How seriously do you take the warnings on your prescription drug bottles?
If you happen to pop painkillers on an empty stomach, or throw back (just) one glass of wine even though your doctor recommended otherwise while taking a round of antibiotics—you might be jeopardizing your health.
Here are seven medication warnings you never want to ignore…
1. Taking Drugs Without Eating
If you pop your arthritis medication (i.e., Naproxen) before taking a bite of your bagel, you could be doing more than giving yourself a nasty tummy ache. Pharmacists will often remind those filling prescriptions for non-steroidal anti-inflammatory drugs (NSAID), and even buying over-the-counter ibuprophen, to take with food for good reason. While food often acts as a defensive barrier between acidic meds and your tender stomach lining—many drugs also require small amounts of fat for effective absorbency and full potency.
2. Medication and Sun Exposure
Pharmacists at Bouvé College of Health Sciences, at Northeastern University, warn that even 15-minutes of exposure to the hot sun (or a tanning bed) when taking antibiotics or diabetes medication can leave you covered in a nasty burn or a red, itchy rash. Medications with photosensitizing characteristics can cause a localized immune response, especially in light skinned individuals, causing a delayed photo-allergic reaction, usually within 24 hours of taking the first dose of medication.
3. Licorice with Medication
If you take HCTZ blood pressure medication to treat hypertension, the warning label on your pill bottle may include a strict warning against glycyrrhizin, a prevalent ingredient in sweeteners, herbal teas, and even black licorice root.

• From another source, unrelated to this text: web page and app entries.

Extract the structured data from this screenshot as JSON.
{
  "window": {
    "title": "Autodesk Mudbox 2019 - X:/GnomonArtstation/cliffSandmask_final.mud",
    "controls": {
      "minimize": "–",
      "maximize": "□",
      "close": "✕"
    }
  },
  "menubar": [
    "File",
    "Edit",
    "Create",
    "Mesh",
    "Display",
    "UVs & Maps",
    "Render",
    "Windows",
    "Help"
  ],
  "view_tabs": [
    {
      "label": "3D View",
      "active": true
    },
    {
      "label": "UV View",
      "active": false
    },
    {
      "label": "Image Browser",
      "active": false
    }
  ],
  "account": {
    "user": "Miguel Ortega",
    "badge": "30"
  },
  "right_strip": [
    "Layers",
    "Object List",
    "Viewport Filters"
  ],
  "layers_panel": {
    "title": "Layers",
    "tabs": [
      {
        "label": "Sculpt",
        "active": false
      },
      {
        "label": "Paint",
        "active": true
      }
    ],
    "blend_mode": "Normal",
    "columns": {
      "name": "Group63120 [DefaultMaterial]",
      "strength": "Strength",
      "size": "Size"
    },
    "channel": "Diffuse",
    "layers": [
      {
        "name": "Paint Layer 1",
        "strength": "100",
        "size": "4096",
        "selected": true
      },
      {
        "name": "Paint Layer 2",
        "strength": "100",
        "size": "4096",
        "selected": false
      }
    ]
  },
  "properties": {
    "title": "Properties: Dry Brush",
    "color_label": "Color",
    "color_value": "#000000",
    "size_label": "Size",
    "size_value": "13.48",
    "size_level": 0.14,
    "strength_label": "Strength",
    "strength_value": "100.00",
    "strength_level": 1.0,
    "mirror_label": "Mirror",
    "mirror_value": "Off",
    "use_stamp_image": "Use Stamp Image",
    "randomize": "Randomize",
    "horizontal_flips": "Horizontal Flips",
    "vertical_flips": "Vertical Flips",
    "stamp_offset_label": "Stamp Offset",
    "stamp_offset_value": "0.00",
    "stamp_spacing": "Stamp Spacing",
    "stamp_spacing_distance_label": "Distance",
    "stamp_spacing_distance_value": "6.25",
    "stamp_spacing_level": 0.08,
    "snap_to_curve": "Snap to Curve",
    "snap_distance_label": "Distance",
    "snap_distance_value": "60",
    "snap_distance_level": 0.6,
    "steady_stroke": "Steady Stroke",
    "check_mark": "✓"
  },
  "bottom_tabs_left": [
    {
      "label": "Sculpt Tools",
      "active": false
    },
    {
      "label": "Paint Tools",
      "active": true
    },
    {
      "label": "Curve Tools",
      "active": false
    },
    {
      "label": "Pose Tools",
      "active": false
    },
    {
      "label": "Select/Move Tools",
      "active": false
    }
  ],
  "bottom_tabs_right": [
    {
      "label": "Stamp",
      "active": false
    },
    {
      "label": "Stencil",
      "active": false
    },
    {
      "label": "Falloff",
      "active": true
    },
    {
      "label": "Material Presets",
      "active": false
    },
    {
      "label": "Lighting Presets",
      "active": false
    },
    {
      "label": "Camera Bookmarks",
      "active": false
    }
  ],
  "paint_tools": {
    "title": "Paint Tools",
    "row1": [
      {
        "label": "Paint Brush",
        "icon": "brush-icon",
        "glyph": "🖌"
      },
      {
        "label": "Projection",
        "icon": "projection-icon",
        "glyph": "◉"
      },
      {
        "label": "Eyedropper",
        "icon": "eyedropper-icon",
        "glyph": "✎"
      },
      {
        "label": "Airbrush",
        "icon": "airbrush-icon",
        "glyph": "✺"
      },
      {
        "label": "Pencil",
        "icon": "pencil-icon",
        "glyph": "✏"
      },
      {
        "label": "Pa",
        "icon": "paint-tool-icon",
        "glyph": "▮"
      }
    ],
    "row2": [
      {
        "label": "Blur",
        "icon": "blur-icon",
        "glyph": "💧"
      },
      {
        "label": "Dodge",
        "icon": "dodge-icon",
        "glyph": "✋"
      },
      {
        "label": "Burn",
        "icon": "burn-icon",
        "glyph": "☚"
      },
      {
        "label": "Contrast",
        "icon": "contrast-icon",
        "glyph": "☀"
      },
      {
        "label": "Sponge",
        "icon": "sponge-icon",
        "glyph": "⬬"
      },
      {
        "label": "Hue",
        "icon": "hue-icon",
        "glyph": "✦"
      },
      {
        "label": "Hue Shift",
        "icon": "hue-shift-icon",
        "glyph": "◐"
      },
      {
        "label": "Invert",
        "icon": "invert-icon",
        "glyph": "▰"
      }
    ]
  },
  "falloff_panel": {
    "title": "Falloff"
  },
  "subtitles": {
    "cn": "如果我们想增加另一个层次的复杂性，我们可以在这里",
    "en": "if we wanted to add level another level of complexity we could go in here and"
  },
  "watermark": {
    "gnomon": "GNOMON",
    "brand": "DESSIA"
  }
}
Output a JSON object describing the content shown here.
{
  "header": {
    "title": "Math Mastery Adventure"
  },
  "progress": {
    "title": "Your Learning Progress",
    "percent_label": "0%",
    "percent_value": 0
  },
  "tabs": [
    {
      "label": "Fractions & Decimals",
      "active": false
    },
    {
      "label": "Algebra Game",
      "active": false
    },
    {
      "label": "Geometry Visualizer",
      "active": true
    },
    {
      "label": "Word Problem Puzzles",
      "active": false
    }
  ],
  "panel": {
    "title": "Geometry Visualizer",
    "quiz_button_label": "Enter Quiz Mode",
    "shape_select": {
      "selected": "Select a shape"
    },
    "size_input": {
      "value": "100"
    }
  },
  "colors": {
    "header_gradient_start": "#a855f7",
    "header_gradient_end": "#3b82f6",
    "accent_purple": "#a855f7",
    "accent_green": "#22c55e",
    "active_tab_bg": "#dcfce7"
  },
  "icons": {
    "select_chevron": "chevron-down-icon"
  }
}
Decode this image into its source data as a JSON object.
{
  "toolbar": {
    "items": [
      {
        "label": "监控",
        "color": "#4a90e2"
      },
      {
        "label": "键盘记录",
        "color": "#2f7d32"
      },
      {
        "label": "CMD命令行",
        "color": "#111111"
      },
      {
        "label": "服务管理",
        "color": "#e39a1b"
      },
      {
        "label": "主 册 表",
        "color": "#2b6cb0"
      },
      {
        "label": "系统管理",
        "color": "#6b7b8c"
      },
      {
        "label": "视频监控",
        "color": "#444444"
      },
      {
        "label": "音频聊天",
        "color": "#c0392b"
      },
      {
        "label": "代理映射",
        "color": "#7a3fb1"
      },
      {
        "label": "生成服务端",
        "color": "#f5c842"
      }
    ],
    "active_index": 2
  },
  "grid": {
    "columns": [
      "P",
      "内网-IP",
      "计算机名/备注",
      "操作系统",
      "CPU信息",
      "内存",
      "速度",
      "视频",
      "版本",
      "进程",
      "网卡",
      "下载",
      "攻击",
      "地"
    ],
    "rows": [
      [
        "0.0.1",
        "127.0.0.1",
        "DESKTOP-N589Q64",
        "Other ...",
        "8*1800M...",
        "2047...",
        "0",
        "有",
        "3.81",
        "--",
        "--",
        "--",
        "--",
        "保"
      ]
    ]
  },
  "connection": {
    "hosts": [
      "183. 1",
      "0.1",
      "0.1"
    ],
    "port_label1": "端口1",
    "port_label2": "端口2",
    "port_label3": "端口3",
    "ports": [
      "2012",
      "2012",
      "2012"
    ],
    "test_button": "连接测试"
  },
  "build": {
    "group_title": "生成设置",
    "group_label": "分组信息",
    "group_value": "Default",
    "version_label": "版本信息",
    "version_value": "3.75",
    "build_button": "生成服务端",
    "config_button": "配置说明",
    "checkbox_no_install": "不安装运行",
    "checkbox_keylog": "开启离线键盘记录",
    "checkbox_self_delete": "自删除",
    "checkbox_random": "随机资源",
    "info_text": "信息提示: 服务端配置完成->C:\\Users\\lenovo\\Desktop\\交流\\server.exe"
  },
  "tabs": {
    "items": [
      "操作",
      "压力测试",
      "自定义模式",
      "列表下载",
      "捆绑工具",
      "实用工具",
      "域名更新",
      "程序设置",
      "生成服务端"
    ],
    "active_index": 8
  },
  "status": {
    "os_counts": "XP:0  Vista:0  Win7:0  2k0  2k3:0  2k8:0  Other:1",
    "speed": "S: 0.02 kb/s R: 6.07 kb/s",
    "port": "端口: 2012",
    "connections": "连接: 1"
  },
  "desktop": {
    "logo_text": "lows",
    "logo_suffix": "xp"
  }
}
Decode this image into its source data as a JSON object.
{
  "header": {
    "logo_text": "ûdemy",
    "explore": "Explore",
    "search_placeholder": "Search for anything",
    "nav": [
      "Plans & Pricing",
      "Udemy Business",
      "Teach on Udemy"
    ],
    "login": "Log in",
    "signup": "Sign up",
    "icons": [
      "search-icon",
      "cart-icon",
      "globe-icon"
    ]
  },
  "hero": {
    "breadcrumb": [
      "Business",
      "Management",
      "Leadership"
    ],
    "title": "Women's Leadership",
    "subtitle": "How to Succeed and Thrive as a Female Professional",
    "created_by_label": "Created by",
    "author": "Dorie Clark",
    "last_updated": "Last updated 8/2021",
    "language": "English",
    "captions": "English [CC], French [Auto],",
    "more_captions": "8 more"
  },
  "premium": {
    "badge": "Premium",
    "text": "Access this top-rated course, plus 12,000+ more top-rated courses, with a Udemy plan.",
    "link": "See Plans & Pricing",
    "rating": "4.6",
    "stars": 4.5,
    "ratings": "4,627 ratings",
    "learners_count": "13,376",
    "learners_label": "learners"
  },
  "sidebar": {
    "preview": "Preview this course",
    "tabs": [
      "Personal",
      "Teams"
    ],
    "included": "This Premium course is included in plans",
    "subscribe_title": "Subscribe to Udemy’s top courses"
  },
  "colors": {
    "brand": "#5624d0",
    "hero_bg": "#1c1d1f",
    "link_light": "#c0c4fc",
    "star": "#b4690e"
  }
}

According to the U.S. Food and Drug Administration (FDA), glycyrrhizin can interact with heart rhythm medication causing potassium levels to drop and placing your heart at risk of fatal cardiac arrhythmia.
4. Mixing Adverse Drugs
Many medications and prescription-supplement mixtures can be dangerous. In fact, the Pennsylvania-based Institute for Safe Medication Practices, points to several adverse medication combinations—such antibiotics and oral contraceptives (the former reduces the effectiveness of the latter), painkillers and supplements (many of which are not approved by the FDA and carry unknown side effects), and blood thinners (i.e., Coumadin) taken with aspirin, a combo that can interfere with clotting and increase your chance of internal bleeding. This is why it’s important to use the same pharmacy to fill prescriptions and alert your doctor to all medications and supplements you are taking.
5. Grapefruit and Other Citrus
An innocent half grapefruit or a glass of grapefruit juice at breakfast is perfectly healthy—unless you happen to be taking one of roughly 80 drugs that the fruit interacts adversely with. The UK’s National Health Service and the Canadian Medical Association Journal maintain that grapefruit contains furanocoumarins, chemical compounds that mess with the body’s ability to break down and process certain drugs, leaving you with excessive or limited amounts of the drug in your body. Keep in mind that other citrus fruits contain furanocoumarins (i.e., pomelos, limes, and Seville oranges).
6. Mixing Drugs and Alcohol
Mixing drugs and alcohol is never a good idea. However, the National Institute on Alcohol Abuse and Alcoholism says that drinking when taking antibiotics, anti-anxiety medications (i.e., Valium or Xanax), or even over-the-counter pain relievers (i.e., acetaminophen) can cause nausea, extreme drowsiness, fainting, breathing troubles, heart problems, and liver damage. Worse still, long term abuse of mixing drugs and alcohol can lead to organ failure.
7. Dosage Compliance
The most recent statistics from the Institute of Medicine claim that 1.5 million Americans (predominantly seniors) are harmed by medication errors each year due to forgetfulness, misunderstanding, and financial constraint. Even over-the-counter pain relieves (i.e., acetaminophen) can pose a risk to your liver if you take too much, which is why its vital to real medication labels fully and comply exactly with the instructions or your doctor’s recommendations.